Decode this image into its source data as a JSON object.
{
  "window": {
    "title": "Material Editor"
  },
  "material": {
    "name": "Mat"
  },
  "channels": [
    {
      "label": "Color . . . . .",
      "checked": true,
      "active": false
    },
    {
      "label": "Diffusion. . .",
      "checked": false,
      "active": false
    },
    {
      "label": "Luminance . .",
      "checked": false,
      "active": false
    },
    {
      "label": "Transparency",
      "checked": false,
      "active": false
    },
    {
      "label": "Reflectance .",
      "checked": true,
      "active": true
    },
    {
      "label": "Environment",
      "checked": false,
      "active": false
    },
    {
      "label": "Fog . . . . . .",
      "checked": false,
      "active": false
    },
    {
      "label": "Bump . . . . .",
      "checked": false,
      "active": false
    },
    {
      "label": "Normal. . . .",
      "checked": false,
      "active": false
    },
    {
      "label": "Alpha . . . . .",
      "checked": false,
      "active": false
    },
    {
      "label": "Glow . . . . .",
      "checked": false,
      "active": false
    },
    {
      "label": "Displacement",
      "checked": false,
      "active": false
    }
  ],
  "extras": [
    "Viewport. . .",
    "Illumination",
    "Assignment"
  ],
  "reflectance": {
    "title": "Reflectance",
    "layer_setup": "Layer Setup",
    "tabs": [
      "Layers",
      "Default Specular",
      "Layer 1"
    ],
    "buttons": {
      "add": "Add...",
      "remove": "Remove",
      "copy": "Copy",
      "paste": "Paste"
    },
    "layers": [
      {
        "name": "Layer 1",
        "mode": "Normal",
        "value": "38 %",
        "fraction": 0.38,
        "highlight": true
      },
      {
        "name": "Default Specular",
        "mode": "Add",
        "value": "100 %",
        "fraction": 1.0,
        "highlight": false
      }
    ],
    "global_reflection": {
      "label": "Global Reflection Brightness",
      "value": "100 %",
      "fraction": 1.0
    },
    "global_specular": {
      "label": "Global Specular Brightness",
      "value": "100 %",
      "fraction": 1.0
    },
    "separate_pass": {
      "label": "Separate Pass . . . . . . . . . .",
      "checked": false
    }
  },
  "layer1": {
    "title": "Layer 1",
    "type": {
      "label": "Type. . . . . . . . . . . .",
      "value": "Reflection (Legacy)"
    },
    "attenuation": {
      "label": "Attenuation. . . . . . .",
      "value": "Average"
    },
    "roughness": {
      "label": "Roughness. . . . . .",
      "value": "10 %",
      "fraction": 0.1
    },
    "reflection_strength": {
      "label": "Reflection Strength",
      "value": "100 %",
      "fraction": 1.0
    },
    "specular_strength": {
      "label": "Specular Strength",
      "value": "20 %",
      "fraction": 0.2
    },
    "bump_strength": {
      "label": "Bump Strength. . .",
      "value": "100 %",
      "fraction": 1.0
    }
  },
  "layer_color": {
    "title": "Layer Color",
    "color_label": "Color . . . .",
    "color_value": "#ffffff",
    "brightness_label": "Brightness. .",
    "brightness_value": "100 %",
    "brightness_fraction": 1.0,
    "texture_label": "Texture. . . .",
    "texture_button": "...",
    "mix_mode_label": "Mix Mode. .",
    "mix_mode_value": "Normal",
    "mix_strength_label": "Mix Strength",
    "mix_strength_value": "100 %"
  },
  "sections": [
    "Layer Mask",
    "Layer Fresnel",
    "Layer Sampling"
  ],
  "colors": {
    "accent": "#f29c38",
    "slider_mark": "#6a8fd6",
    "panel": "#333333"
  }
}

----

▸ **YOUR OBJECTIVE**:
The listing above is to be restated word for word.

▸ **ANSWER**:
Decode this image into its source data as a JSON object.
{
  "window": {
    "title": "Material Editor"
  },
  "material": {
    "name": "Mat"
  },
  "channels": [
    {
      "label": "Color . . . . .",
      "checked": true,
      "active": false
    },
    {
      "label": "Diffusion. . .",
      "checked": false,
      "active": false
    },
    {
      "label": "Luminance . .",
      "checked": false,
      "active": false
    },
    {
      "label": "Transparency",
      "checked": false,
      "active": false
    },
    {
      "label": "Reflectance .",
      "checked": true,
      "active": true
    },
    {
      "label": "Environment",
      "checked": false,
      "active": false
    },
    {
      "label": "Fog . . . . . .",
      "checked": false,
      "active": false
    },
    {
      "label": "Bump . . . . .",
      "checked": false,
      "active": false
    },
    {
      "label": "Normal. . . .",
      "checked": false,
      "active": false
    },
    {
      "label": "Alpha . . . . .",
      "checked": false,
      "active": false
    },
    {
      "label": "Glow . . . . .",
      "checked": false,
      "active": false
    },
    {
      "label": "Displacement",
      "checked": false,
      "active": false
    }
  ],
  "extras": [
    "Viewport. . .",
    "Illumination",
    "Assignment"
  ],
  "reflectance": {
    "title": "Reflectance",
    "layer_setup": "Layer Setup",
    "tabs": [
      "Layers",
      "Default Specular",
      "Layer 1"
    ],
    "buttons": {
      "add": "Add...",
      "remove": "Remove",
      "copy": "Copy",
      "paste": "Paste"
    },
    "layers": [
      {
        "name": "Layer 1",
        "mode": "Normal",
        "value": "38 %",
        "fraction": 0.38,
        "highlight": true
      },
      {
        "name": "Default Specular",
        "mode": "Add",
        "value": "100 %",
        "fraction": 1.0,
        "highlight": false
      }
    ],
    "global_reflection": {
      "label": "Global Reflection Brightness",
      "value": "100 %",
      "fraction": 1.0
    },
    "global_specular": {
      "label": "Global Specular Brightness",
      "value": "100 %",
      "fraction": 1.0
    },
    "separate_pass": {
      "label": "Separate Pass . . . . . . . . . .",
      "checked": false
    }
  },
  "layer1": {
    "title": "Layer 1",
    "type": {
      "label": "Type. . . . . . . . . . . .",
      "value": "Reflection (Legacy)"
    },
    "attenuation": {
      "label": "Attenuation. . . . . . .",
      "value": "Average"
    },
    "roughness": {
      "label": "Roughness. . . . . .",
      "value": "10 %",
      "fraction": 0.1
    },
    "reflection_strength": {
      "label": "Reflection Strength",
      "value": "100 %",
      "fraction": 1.0
    },
    "specular_strength": {
      "label": "Specular Strength",
      "value": "20 %",
      "fraction": 0.2
    },
    "bump_strength": {
      "label": "Bump Strength. . .",
      "value": "100 %",
      "fraction": 1.0
    }
  },
  "layer_color": {
    "title": "Layer Color",
    "color_label": "Color . . . .",
    "color_value": "#ffffff",
    "brightness_label": "Brightness. .",
    "brightness_value": "100 %",
    "brightness_fraction": 1.0,
    "texture_label": "Texture. . . .",
    "texture_button": "...",
    "mix_mode_label": "Mix Mode. .",
    "mix_mode_value": "Normal",
    "mix_strength_label": "Mix Strength",
    "mix_strength_value": "100 %"
  },
  "sections": [
    "Layer Mask",
    "Layer Fresnel",
    "Layer Sampling"
  ],
  "colors": {
    "accent": "#f29c38",
    "slider_mark": "#6a8fd6",
    "panel": "#333333"
  }
}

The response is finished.